Friday, 8 August 2008

Panspermia Hypothesis now fashionable

From Wired:
"Studies have shown that microbes can survive the shock levels of being launched into space," said Charles Cockell, a microbiologist at the Open University. "And as more and more organisms are discovered under extreme conditions, it's become more plausible that things could survive in space for the time it takes to go from one planet to another."

Not long ago, Cockell's claims would have been greeted with scientific derision. But as scientists learn more about Earth and space, the theory, which goes by the grandiose name of "galactic panspermia," seems less far-fetched.
More about this hypothesis in previous posts Too Many Planets and Hate, Life, the Universe and Everything.

Just because it's fashionable doesn't mean it's correct of course. I think it is though, fashionable or not. The Universe is not a popularity contest, and facts are facts, whether we like them, or even believe them, or not. I could be wrong, I could be right, Time will tell. The important thing is to retain some measure of intellectual honesty, trying as best one can to be objective, while acknowledging and publicising one's inherent subjectivity. Neither being afraid to forthrightly and firmly express an opinion honestly come to, nor to acknowledge contrary evidence.

Readers of this blog will know I do the first; and I honestly try to do the second as well. How far I succeed is a matter for others to decide, not me.

5 comments:

Leah said...

panSPERMia???

Laserlight said...

Yep, that's what they call it.

Anonymous said...

Be careful...on some sites, forthrightly and firmly expressing an opinion can get you the boot.

Lloyd Flack said...

There is some chemical evidence that life may have been present on Earth as much as 4.2 billion years ago. That is it may have preceeded the Late Heavy Bombardment 3.8-3.9 billion years ago and we are the descendents of the extremophiles who survived the bombardment sheltered in the crust.

This implies that life may have started nearly as soon as it could have. This means that either life was around in space waiting for an opportunity to colonize or that life probably forms easily and quickly given the right circumstances. Either of these means that life is lkely to be widespread in the Universe.

Within the Solar System if life is present on more than one planet it is likely to have a common origin so within the Solar System panaspermia is quite likely. On the interstellar scale it is somewhat more difficult ant less likely. Also of course it merely transfers rather than solves the question of the origin of life.

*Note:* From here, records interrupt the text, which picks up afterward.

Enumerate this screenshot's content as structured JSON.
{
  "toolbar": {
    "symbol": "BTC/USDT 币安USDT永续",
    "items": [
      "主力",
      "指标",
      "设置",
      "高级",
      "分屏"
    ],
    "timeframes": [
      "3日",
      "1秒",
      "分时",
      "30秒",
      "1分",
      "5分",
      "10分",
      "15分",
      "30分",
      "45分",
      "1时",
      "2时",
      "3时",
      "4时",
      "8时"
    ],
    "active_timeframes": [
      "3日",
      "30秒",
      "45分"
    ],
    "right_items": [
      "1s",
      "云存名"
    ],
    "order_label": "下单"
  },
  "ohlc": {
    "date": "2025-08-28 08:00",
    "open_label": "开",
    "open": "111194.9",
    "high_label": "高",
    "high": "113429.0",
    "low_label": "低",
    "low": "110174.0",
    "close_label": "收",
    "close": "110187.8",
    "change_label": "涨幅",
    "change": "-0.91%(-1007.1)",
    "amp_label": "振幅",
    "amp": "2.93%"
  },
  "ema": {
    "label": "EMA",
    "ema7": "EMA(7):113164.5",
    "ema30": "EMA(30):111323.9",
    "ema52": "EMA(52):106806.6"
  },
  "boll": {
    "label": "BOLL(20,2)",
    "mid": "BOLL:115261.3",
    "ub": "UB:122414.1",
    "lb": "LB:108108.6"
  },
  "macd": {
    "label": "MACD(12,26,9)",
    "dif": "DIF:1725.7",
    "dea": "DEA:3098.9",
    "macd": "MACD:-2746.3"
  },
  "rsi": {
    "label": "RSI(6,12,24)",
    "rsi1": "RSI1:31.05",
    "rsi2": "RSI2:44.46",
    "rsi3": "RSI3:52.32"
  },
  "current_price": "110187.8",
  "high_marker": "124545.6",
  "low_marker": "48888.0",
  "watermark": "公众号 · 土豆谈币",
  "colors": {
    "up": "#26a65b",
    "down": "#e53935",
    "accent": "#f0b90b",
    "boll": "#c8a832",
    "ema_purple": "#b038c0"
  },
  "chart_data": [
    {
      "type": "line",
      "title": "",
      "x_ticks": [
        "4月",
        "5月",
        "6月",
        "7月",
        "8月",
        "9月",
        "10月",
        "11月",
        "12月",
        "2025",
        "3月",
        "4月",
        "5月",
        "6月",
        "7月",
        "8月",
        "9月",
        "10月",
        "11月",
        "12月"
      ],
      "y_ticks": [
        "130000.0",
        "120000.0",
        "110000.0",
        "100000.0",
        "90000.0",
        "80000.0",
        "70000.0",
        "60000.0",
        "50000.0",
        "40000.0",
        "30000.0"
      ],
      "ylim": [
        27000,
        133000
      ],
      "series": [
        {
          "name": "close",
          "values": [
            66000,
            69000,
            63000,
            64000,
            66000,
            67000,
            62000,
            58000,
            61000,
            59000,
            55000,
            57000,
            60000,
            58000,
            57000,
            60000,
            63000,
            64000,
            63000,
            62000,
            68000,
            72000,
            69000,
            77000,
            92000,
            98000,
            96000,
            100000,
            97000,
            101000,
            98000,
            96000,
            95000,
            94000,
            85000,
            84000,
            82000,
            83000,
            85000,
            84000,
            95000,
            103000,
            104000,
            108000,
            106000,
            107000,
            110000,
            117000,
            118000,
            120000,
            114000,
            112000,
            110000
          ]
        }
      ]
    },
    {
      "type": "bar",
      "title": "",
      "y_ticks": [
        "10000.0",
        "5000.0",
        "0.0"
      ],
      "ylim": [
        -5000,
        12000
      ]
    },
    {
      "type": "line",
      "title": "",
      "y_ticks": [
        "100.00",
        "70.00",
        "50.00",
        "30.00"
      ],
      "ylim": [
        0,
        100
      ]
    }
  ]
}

Dave said...

panspermia makes sense. It solves the question of "what the hell are we doing here?"
the answer is "you're nothing special. this sort of stuff (life) happens all over the place."